Yesterday was the first day that really felt like spring. There have been several warm-ish days recently, but most of them were really gloomy and overcast, or even raining. Yesterday, there was sun, and it was lovely. We all spent the afternoon puttering outside, in our shirtsleeves, finally!
Spring is the dingiest time here on the acreage, though. Between the mud on the kids and the mud on the dogs, the house is never clean. Melting snow reveals all sorts of garbage that has somehow collected over the winter, as well as all the fallen and broken branches taken down by wind and snow. Things need picking up and organizing.
I dug out my pruning shears and cut back several shrubs, while the kids picked up garbage, and Trevor (Hubby) cleaned up old leaves that had collected in the strawberry beds and strung fence around the grapes to keep the dogs from digging them up. Cherry the mastiff passed away last spring, and we got another rescue mastiff about a month later; Brutus is a great pet, but it turns out he likes to dig, especially around the foundation of the house, which is a bit of a pain, and we need to figure out ways to discourage that.
On the bright side, my chives are up already!
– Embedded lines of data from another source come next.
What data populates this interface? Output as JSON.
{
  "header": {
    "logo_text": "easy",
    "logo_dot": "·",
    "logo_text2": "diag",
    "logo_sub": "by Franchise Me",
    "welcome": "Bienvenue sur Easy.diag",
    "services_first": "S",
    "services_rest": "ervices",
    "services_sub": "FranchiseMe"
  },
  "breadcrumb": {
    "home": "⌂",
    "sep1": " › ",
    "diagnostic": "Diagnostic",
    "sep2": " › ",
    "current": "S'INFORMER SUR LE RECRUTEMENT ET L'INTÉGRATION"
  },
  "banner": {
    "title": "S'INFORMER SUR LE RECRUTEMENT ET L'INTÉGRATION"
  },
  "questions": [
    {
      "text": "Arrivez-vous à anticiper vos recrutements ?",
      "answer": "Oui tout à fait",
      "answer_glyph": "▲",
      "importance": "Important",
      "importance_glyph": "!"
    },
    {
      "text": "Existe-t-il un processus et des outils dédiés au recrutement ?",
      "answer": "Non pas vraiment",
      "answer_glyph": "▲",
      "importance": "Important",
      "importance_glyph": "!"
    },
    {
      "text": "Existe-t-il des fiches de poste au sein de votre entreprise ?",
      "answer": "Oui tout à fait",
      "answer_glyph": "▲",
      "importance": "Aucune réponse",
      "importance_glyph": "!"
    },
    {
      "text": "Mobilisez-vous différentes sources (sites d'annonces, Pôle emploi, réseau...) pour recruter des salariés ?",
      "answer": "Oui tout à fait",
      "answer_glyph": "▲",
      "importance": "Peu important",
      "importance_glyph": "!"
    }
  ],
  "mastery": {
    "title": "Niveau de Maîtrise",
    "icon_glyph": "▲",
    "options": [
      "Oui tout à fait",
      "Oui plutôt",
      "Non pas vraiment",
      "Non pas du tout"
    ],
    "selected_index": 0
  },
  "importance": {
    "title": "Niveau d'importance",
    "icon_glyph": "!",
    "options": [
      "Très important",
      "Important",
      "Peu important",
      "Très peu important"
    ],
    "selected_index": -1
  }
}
In the south bed, they are up several inches, and very green; in the east bed, they are shorter and yellow-er, but they are up there, too. We got these plants from my Mom, when she was dividing her own clumps; all three of them have thrived, which is great, because there’s something special about fresh chives in your scrambled eggs, and with the increased daylight, the hens will be kicking it into high gear soon, and we’ll be eating egg everything shortly.
It’s kind of exciting to be thinking about planting things again. I spent my evening planting my seed starts – we’ll plant them out in the garden in the last week of May and first week of June. I am trying something new this year – I desperately want to grow melons, but in zone 2, it has proven difficult (impossible, so far). I know some people here are growing cantaloupes in high tunnels, but I haven’t had any luck with any melon so far. Part of the issue is the short season, and melons don’t appreciate transplanting; it is not generally recommended to start the seeds at all, and especially not more than a couple of weeks before planting out. However, I don’t think that gives them enough hot days to set and ripen fruit. This year, I’ve planted half a dozen melons in 2 liter (2 quart) pots, in the hopes that they won’t get root bound in the 6-8 weeks before our last frost date. We’ll see if it works or not!
Meanwhile, we’ve got tons more pruning to do.